• [Exercise instructions]
Whenever a line of the data below holds the string "photo", copy that line.

Component data from apps and pages:
##########

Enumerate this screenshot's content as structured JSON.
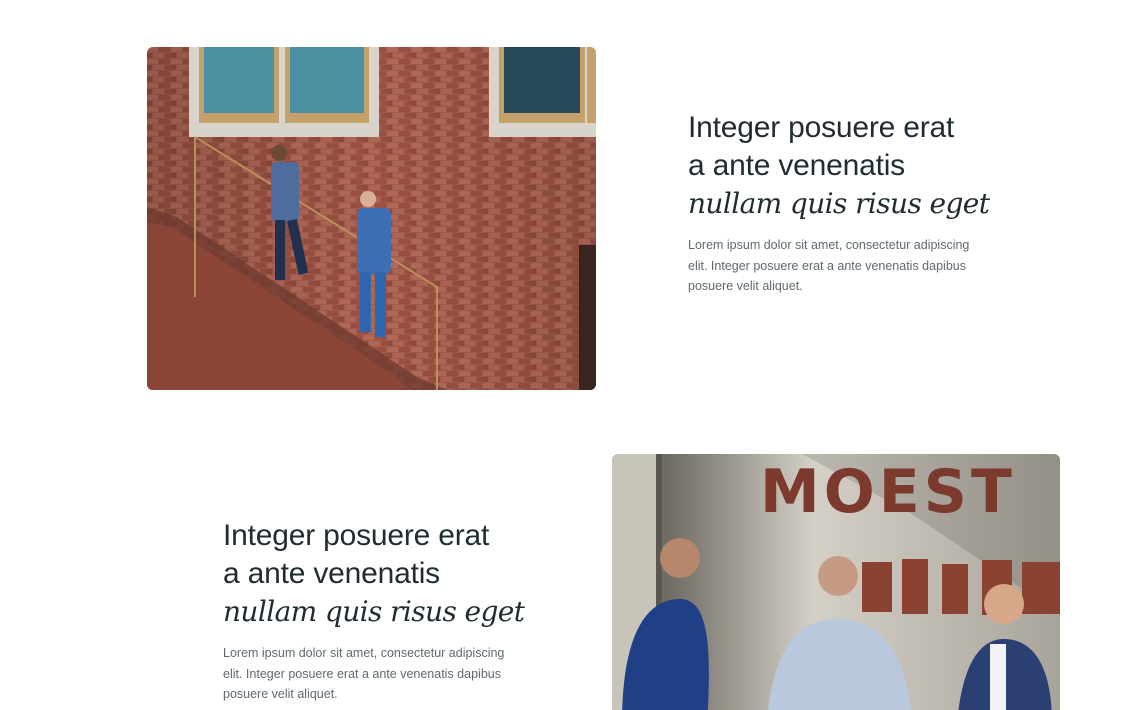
{
  "sections": [
    {
      "photo": {
        "description_icon": "photo-image"
      },
      "heading": {
        "line1": "Integer posuere erat",
        "line2": "a ante venenatis",
        "line3_italic": "nullam quis risus eget"
      },
      "body": "Lorem ipsum dolor sit amet, consectetur adipiscing elit. Integer posuere erat a ante venenatis dapibus posuere velit aliquet."
    },
    {
      "photo": {
        "description_icon": "photo-image",
        "wall_sign_text": "MOEST"
      },
      "heading": {
        "line1": "Integer posuere erat",
        "line2": "a ante venenatis",
        "line3_italic": "nullam quis risus eget"
      },
      "body": "Lorem ipsum dolor sit amet, consectetur adipiscing elit. Integer posuere erat a ante venenatis dapibus posuere velit aliquet."
    }
  ],
  "colors": {
    "heading": "#1f2d33",
    "body": "#5e6a70",
    "background": "#ffffff",
    "brick": "#a5584a"
  }
}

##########

• [Result]
      "photo": {
        "description_icon": "photo-image"
      "photo": {
        "description_icon": "photo-image",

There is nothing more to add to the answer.